WORK TO BE COMPLETED:
Please return every line of the records that contains the word "JSON".

DATA FOR THIS EXERCISE START

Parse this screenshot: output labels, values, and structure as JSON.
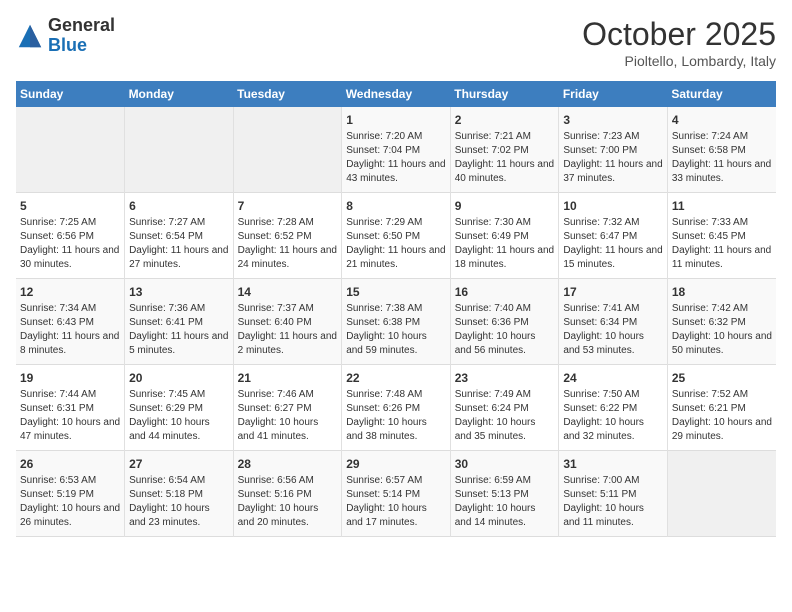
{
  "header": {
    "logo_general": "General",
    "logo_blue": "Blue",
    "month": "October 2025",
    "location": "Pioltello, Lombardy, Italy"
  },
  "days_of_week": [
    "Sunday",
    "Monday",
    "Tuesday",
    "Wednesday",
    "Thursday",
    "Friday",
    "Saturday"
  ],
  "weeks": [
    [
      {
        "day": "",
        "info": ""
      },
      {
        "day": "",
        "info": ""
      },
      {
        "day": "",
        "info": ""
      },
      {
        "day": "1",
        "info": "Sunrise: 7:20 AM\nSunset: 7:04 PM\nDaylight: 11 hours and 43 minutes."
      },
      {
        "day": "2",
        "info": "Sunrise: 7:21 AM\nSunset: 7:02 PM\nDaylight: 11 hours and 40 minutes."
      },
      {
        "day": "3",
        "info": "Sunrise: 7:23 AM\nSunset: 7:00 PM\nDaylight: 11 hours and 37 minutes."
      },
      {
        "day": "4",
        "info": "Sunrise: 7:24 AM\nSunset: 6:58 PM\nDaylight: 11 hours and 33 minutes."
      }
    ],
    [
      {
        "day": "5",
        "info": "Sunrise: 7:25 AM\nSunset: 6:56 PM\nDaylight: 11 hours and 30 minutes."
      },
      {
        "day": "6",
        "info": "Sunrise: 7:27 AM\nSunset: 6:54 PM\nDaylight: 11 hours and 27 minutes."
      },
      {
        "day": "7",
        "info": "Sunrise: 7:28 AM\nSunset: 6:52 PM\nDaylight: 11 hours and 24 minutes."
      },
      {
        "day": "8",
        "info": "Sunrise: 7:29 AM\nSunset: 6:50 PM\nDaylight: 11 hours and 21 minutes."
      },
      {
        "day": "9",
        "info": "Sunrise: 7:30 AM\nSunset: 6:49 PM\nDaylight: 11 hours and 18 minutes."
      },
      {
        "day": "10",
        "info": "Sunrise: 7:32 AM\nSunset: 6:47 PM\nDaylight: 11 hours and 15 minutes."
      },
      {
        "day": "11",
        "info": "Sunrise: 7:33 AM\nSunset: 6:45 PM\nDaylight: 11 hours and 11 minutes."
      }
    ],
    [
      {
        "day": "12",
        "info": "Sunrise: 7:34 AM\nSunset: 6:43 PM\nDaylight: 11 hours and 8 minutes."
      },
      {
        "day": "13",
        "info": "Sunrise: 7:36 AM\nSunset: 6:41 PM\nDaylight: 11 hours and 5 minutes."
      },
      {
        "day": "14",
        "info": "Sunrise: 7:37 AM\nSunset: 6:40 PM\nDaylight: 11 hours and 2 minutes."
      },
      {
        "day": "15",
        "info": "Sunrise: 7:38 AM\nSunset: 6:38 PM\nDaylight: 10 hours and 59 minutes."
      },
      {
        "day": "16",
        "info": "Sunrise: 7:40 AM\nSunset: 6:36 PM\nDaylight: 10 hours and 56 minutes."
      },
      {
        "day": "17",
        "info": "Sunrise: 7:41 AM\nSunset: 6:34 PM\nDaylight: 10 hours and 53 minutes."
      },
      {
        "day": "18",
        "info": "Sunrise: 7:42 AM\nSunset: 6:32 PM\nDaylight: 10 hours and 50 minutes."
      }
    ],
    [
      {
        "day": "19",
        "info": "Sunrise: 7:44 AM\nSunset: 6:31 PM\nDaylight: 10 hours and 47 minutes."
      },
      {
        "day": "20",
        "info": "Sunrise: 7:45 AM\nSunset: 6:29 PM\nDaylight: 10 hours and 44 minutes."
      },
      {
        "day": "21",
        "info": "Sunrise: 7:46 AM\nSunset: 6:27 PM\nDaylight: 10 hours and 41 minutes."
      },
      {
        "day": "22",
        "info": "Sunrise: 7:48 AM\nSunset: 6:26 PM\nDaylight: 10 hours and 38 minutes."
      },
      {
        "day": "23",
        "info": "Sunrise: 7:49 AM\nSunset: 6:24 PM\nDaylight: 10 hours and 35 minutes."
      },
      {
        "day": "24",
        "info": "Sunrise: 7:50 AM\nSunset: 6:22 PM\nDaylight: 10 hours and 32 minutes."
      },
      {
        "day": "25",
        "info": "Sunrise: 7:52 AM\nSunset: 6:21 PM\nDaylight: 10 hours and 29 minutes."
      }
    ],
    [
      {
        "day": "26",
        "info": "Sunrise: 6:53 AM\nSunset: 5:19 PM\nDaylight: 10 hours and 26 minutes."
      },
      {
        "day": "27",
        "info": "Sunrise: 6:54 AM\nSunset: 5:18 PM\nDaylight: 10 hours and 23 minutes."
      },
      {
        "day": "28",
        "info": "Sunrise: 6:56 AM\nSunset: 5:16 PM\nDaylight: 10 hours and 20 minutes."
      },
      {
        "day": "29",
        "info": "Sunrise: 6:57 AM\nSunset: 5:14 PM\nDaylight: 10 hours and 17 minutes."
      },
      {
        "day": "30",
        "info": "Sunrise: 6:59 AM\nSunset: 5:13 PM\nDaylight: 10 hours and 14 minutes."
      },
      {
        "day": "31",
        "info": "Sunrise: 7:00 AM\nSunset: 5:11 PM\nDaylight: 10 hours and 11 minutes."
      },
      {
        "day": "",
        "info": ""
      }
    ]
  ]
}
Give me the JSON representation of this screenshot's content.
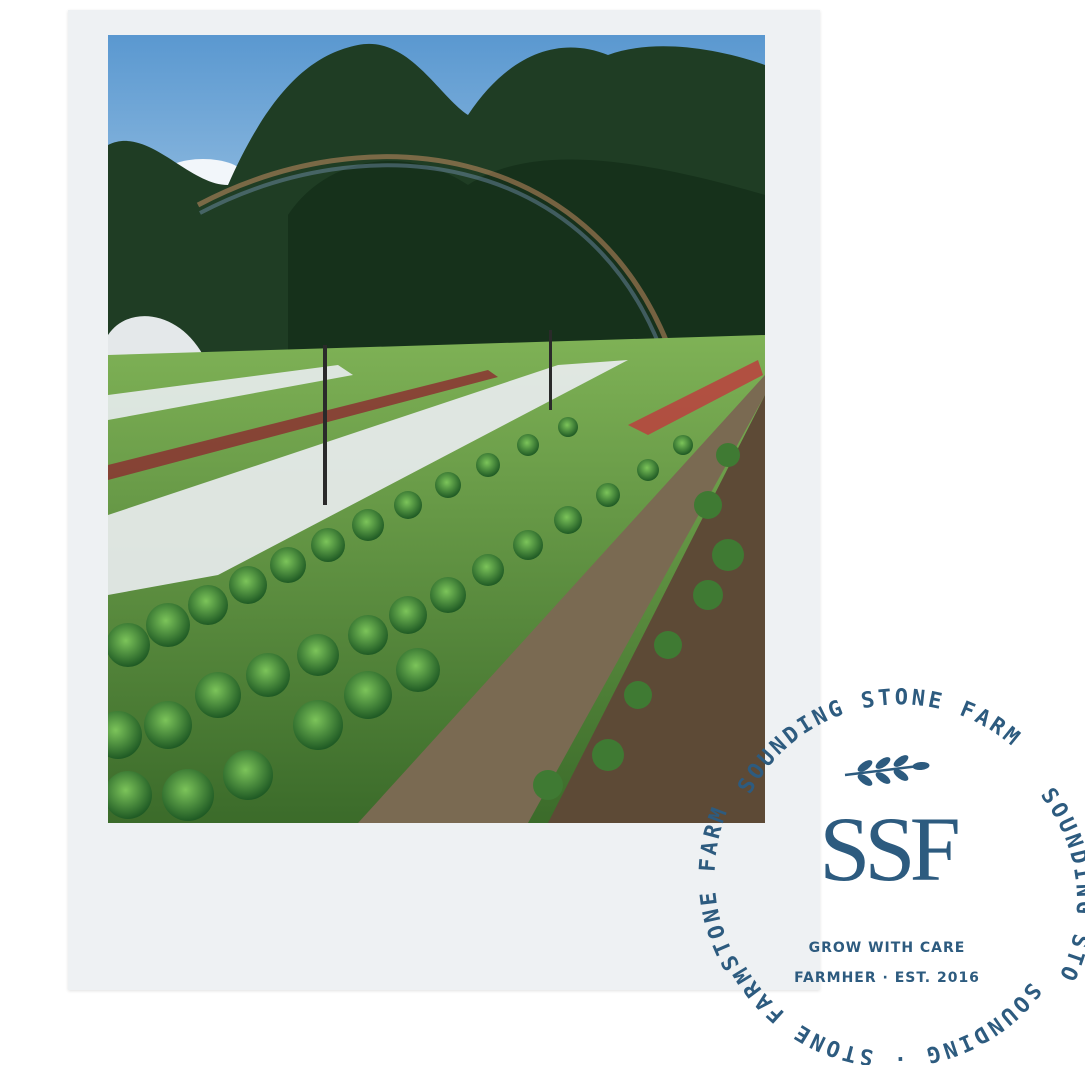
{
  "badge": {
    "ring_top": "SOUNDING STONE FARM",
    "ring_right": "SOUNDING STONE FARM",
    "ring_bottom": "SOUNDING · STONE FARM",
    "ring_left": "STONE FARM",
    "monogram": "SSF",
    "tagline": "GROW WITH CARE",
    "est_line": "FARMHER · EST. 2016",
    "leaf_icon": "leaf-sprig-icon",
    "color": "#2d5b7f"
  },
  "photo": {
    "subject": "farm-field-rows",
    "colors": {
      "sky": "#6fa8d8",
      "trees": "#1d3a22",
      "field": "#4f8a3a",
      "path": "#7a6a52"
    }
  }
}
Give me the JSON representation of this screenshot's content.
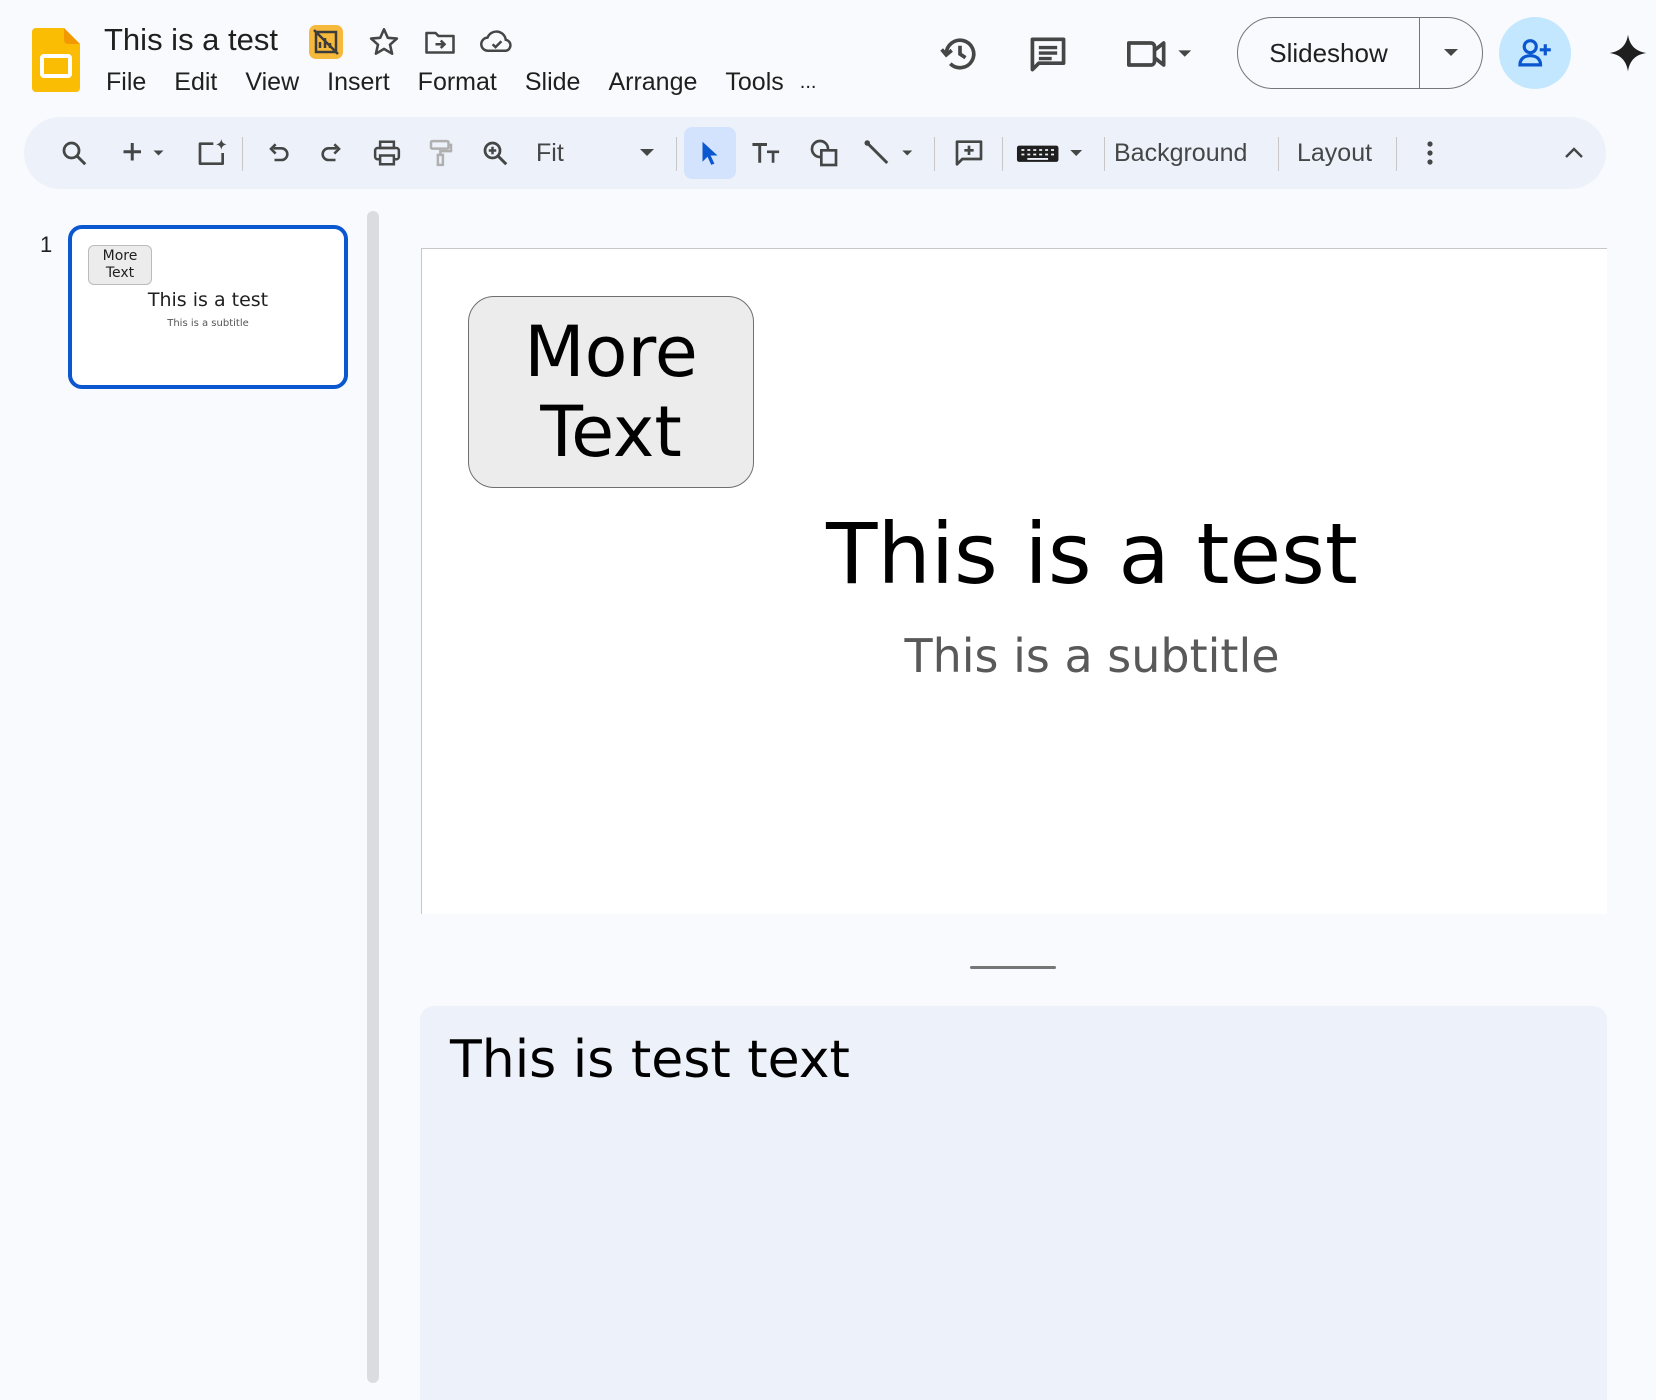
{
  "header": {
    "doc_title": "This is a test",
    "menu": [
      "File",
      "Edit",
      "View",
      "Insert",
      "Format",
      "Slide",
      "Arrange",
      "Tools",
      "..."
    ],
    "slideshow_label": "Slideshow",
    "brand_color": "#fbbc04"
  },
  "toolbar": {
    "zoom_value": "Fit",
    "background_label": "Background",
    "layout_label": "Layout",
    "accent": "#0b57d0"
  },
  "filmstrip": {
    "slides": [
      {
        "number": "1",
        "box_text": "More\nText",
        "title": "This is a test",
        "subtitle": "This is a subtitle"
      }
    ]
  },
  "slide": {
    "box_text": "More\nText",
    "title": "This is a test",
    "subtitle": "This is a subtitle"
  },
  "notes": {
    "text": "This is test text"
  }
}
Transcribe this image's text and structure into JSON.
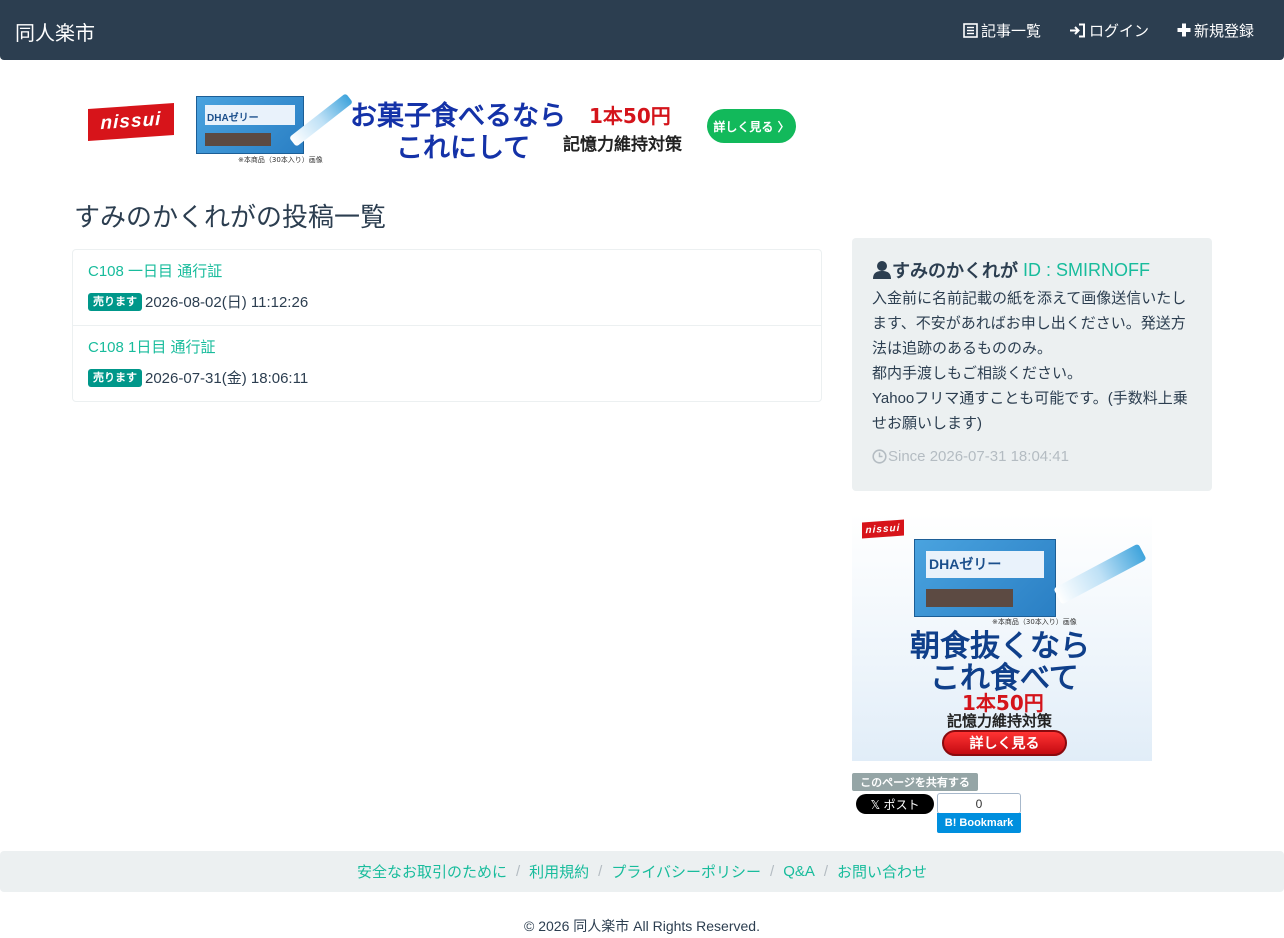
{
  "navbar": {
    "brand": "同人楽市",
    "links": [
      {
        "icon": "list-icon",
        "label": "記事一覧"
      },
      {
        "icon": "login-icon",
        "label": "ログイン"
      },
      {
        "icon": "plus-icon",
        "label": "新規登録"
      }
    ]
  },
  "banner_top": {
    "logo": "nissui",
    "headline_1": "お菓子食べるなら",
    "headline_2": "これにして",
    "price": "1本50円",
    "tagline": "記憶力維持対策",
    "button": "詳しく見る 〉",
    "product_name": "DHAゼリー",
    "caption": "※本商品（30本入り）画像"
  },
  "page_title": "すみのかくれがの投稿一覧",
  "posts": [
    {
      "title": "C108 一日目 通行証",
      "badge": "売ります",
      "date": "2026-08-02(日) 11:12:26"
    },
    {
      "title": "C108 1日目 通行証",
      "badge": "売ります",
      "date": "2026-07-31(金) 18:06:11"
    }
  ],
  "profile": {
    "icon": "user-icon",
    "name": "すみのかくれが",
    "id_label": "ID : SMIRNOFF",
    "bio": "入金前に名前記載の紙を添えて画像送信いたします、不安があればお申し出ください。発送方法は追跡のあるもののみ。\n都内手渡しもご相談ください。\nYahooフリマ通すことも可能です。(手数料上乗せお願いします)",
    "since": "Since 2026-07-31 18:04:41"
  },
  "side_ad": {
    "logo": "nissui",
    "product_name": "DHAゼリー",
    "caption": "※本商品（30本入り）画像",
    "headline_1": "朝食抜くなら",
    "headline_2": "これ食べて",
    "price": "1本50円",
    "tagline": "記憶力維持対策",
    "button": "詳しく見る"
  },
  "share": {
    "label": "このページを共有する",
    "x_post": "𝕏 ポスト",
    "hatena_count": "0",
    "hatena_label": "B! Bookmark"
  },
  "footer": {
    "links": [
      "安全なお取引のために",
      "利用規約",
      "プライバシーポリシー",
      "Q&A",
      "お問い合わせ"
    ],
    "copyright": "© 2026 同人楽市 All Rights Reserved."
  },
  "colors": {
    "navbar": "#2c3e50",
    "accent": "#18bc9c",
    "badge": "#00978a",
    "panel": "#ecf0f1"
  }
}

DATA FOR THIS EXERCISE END

EXPECTED ANSWER:
Parse this screenshot: output labels, values, and structure as JSON.
Give me the JSON representation of this screenshot's content.
Give me the JSON representation of this screenshot's content.
Transcribe this image's text and structure into JSON.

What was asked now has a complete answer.